Dark-eyed juncos are "the 'snowbirds' of the middle latitudes." Of the middle latitudes? That makes me look up "snowbird" in the OED. Snowbird... I just think of that cornball Anne Murray song. But the OED says a "snow-bird" is "One or other of various small European or American birds, esp. the snow-bunting (Plectrophanes nivalis), snow-finch (Montifringilla nivalis), or snow-sparrow (Junco hiemalis)":
1694  Philos. Trans. 1693 (Royal Soc.) 17 996   The Snow-bird which I take to be much the same with our Hedge Sparrow; this is so called because it seldom appears about Houses but against Snow or very cold Weather.
OED has this 3rd definition: "3. U.S. slang.
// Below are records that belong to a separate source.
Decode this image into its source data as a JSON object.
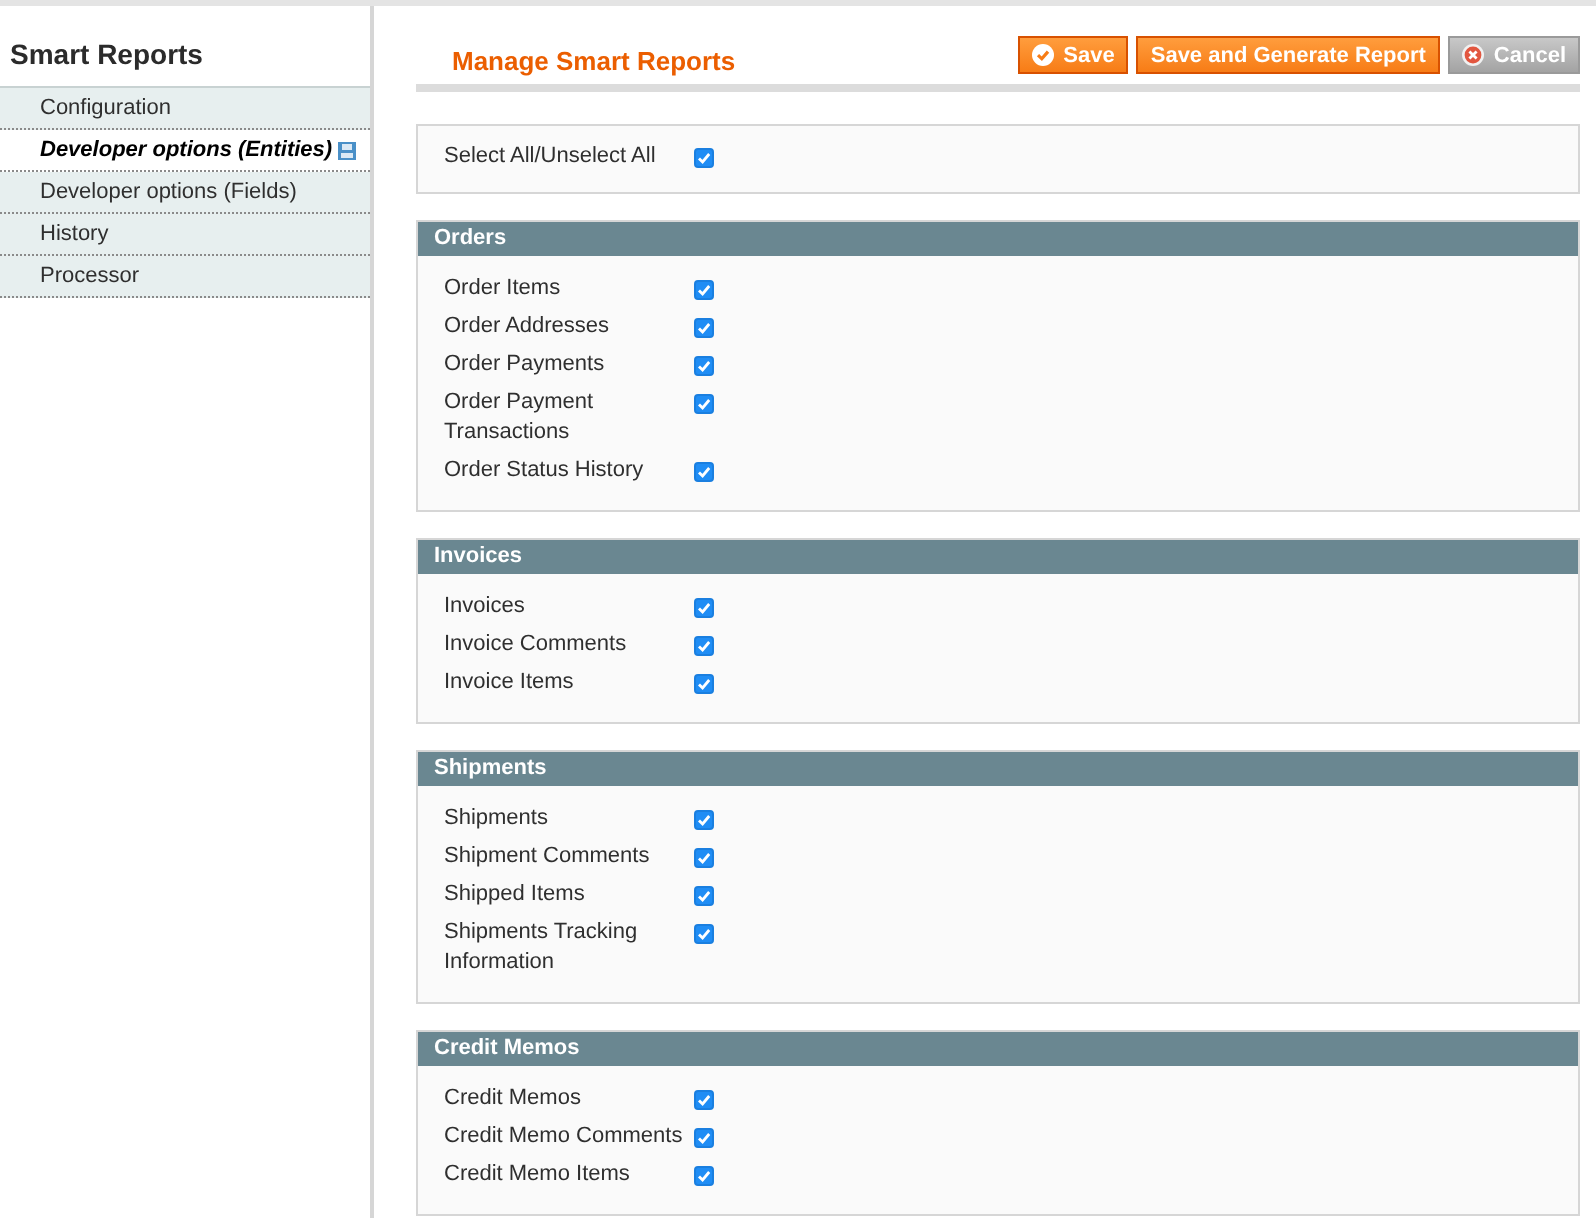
{
  "sidebar": {
    "title": "Smart Reports",
    "items": [
      {
        "label": "Configuration",
        "selected": false
      },
      {
        "label": "Developer options (Entities)",
        "selected": true
      },
      {
        "label": "Developer options (Fields)",
        "selected": false
      },
      {
        "label": "History",
        "selected": false
      },
      {
        "label": "Processor",
        "selected": false
      }
    ]
  },
  "page_title": "Manage Smart Reports",
  "buttons": [
    {
      "label": "Save",
      "kind": "save"
    },
    {
      "label": "Save and Generate Report",
      "kind": "primary"
    },
    {
      "label": "Cancel",
      "kind": "cancel"
    }
  ],
  "select_all": {
    "label": "Select All/Unselect All",
    "checked": true
  },
  "sections": [
    {
      "title": "Orders",
      "options": [
        {
          "label": "Order Items",
          "checked": true
        },
        {
          "label": "Order Addresses",
          "checked": true
        },
        {
          "label": "Order Payments",
          "checked": true
        },
        {
          "label": "Order Payment Transactions",
          "checked": true
        },
        {
          "label": "Order Status History",
          "checked": true
        }
      ]
    },
    {
      "title": "Invoices",
      "options": [
        {
          "label": "Invoices",
          "checked": true
        },
        {
          "label": "Invoice Comments",
          "checked": true
        },
        {
          "label": "Invoice Items",
          "checked": true
        }
      ]
    },
    {
      "title": "Shipments",
      "options": [
        {
          "label": "Shipments",
          "checked": true
        },
        {
          "label": "Shipment Comments",
          "checked": true
        },
        {
          "label": "Shipped Items",
          "checked": true
        },
        {
          "label": "Shipments Tracking Information",
          "checked": true
        }
      ]
    },
    {
      "title": "Credit Memos",
      "options": [
        {
          "label": "Credit Memos",
          "checked": true
        },
        {
          "label": "Credit Memo Comments",
          "checked": true
        },
        {
          "label": "Credit Memo Items",
          "checked": true
        }
      ]
    }
  ]
}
One who sniffs cocaine (cf. snow n.1 5d); gen. a drug addict":
1923   J. F. Fishman Crucibles of Crime vi. 126   It was discovered that each of them [sc. handkerchiefs] has a small ink mark in one of the corners..these handkerchiefs had been dipped in cocaine... The mark in the corner notified the ‘snowbird’ that it was ‘loaded.’
There's a 4th definition, also U.S. slang:
1923   Nation 31 Oct. 487   In winter, when building is at a standstill in the North, northern workmen, ‘snow birds’ or ‘white doves’ in Negro parlance, flock south.
And a 5th definition: "A person who likes snow; a snow-sports enthusiast." And here we get a D.H. Lawrence quote from 1928: "I am no snow-bird, I hate the stark and shroudy whitemen, white and black." [ADDED: Is "whitemen" an error in the OED?!] That's from something called "Not I," which I can't seem to find on the web. But with some "snow-bird" searching, I did come up with this D.H. Lawrence poem, "Self-Pity":
I never saw a wild thing
sorry for itself.
A small bird will drop frozen dead from a bough
without ever having felt sorry for itself.
You're not feeling sorry for yourself on Christmas Eve, are you?